Miller feeders are boxes filled with syrup that are placed directly above beehives to provide bees with additional sustenance.
National size wooden miller feeders feature mesh ladders to provide greater access for bees while preventing bulging.
An inverted jar or can covering the inner cover hole works, but can cause robbing. Additionally, these boxes require you to suit up and disturb bees each time you need to refill them.
Frame feeders are beehive feeders designed to replace one of the frames in a beehive and feature a plastic reservoir to store syrup, as well as a ladder-type structure inside that prevents bees from drowning. Although more challenging to clean than some other types, frame feeders still work effectively and should be considered when weather conditions make foraging impossible or when you need protection against heat or cold.
This innovative new design incorporates stiffer walls that better maintain their shape, eliminating gaps where bees may enter and drown. Furthermore, its textured interior wall helps bees avoid building burr comb.
This feeder for bees is the best available. Featuring a wooden cap that snugly covers its top surface for rigidity and to exclude bees from accessing syrup directly, as well as to prevent comb build-up and make cleaning simpler, it makes this feeder perfect.
These feeders should be placed directly atop of the hive and allow bees to enter through circular holes on either side. You can fill these feeders with either liquid or solid food (but more effort may be required when filling solid ones), and include two inserts that form ladders so the bees do not drown in an emergency situation.
Filtered feeders are ideal for spring or stimulative feeding when slow-dripping syrup may provide benefits to the colony. Regular checks on these feeders should be conducted in order to detect cracking that could result in sugar water flooding into the hive and possibly killing bees.
Containers such as tin pails and plastic gallon buckets can be transformed into top feeders for beekeepers, while some also make their own from wood. Wooden feeders should always be treated with preservative before use to prevent sugar water spoilage prematurely and the wood becoming damp enough to host parasites like mites.
As its name implies, contact feeders consist of an enclosed container (typically mason jar) filled with liquid feed.

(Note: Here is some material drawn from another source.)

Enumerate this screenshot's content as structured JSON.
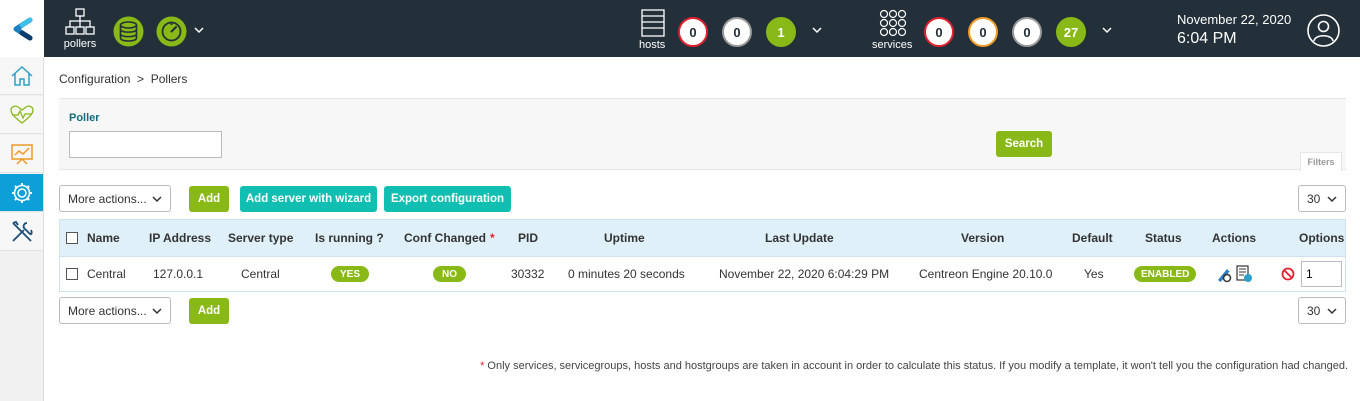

They feature fine holes or gauze in the lid to allow bees to access it when inverted; any excess syrup then drips down and collects in another container to prevent waste or mold growth.
An entrance feeder provides another method of feeding bees. It consists of an inverted feeding tray fitted into the hive entrance and an inverted syrup container attached. While these arrangements make monitoring and refilling simple, they’re less effective at deterring robbers from breaking in.
Dadant & Sons provides high-quality designs that are easy to use and clean – the ideal solution when conditions become such that bees cannot forage on their own or an unexpected predator attack occurs. These options help the bees defend against potential robbing attempts more effectively and are ideal when conditions make foraging impossible or to prevent an unexpected predator attack.
This rapid round top feeder is specifically designed to suit Flow Hives; it fits directly onto the inner cover beneath a pitched roof and holds one gallon of syrup. Made of plastic, its central hole lets bees enter, while a dome protects them from escape while providing gripping ridges for them to use when entering. Refills can be done without disturbing colony activity by simply removing its lid and inner cover for refill.
Frame feeders often need to be topped up, which can be an inconvenience for bees. A new design of feeder with an integrated cap and ladder has successfully addressed many of its drawbacks.